• SUPPLIED RECORDS:
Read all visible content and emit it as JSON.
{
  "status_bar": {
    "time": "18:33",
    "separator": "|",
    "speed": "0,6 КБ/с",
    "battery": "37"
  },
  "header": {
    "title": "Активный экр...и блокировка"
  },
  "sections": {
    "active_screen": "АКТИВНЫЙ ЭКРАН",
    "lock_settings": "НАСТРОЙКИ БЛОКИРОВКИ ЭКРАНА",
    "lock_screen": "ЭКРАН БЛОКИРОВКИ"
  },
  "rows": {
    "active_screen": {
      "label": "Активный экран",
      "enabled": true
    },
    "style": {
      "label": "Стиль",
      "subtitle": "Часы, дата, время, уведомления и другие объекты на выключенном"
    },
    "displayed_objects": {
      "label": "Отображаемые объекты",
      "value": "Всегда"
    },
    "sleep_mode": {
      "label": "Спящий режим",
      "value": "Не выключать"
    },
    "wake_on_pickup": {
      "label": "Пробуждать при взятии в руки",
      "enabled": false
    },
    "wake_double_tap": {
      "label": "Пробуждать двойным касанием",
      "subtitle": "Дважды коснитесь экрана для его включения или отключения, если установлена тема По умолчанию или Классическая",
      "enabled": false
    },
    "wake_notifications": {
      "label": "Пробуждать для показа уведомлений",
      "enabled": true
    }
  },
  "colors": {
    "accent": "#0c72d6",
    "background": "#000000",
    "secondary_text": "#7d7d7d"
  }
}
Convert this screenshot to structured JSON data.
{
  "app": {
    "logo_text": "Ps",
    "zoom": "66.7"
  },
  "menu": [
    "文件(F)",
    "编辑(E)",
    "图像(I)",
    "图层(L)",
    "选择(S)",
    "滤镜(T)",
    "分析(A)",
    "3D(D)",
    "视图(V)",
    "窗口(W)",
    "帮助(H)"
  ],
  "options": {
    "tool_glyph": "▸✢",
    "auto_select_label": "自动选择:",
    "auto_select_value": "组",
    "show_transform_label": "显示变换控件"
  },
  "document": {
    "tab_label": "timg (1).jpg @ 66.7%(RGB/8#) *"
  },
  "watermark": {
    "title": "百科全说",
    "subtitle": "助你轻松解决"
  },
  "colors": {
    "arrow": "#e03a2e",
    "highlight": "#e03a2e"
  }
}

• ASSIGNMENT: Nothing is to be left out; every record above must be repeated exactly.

• EXERCISE ANSWER:
Read all visible content and emit it as JSON.
{
  "status_bar": {
    "time": "18:33",
    "separator": "|",
    "speed": "0,6 КБ/с",
    "battery": "37"
  },
  "header": {
    "title": "Активный экр...и блокировка"
  },
  "sections": {
    "active_screen": "АКТИВНЫЙ ЭКРАН",
    "lock_settings": "НАСТРОЙКИ БЛОКИРОВКИ ЭКРАНА",
    "lock_screen": "ЭКРАН БЛОКИРОВКИ"
  },
  "rows": {
    "active_screen": {
      "label": "Активный экран",
      "enabled": true
    },
    "style": {
      "label": "Стиль",
      "subtitle": "Часы, дата, время, уведомления и другие объекты на выключенном"
    },
    "displayed_objects": {
      "label": "Отображаемые объекты",
      "value": "Всегда"
    },
    "sleep_mode": {
      "label": "Спящий режим",
      "value": "Не выключать"
    },
    "wake_on_pickup": {
      "label": "Пробуждать при взятии в руки",
      "enabled": false
    },
    "wake_double_tap": {
      "label": "Пробуждать двойным касанием",
      "subtitle": "Дважды коснитесь экрана для его включения или отключения, если установлена тема По умолчанию или Классическая",
      "enabled": false
    },
    "wake_notifications": {
      "label": "Пробуждать для показа уведомлений",
      "enabled": true
    }
  },
  "colors": {
    "accent": "#0c72d6",
    "background": "#000000",
    "secondary_text": "#7d7d7d"
  }
}
Convert this screenshot to structured JSON data.
{
  "app": {
    "logo_text": "Ps",
    "zoom": "66.7"
  },
  "menu": [
    "文件(F)",
    "编辑(E)",
    "图像(I)",
    "图层(L)",
    "选择(S)",
    "滤镜(T)",
    "分析(A)",
    "3D(D)",
    "视图(V)",
    "窗口(W)",
    "帮助(H)"
  ],
  "options": {
    "tool_glyph": "▸✢",
    "auto_select_label": "自动选择:",
    "auto_select_value": "组",
    "show_transform_label": "显示变换控件"
  },
  "document": {
    "tab_label": "timg (1).jpg @ 66.7%(RGB/8#) *"
  },
  "watermark": {
    "title": "百科全说",
    "subtitle": "助你轻松解决"
  },
  "colors": {
    "arrow": "#e03a2e",
    "highlight": "#e03a2e"
  }
}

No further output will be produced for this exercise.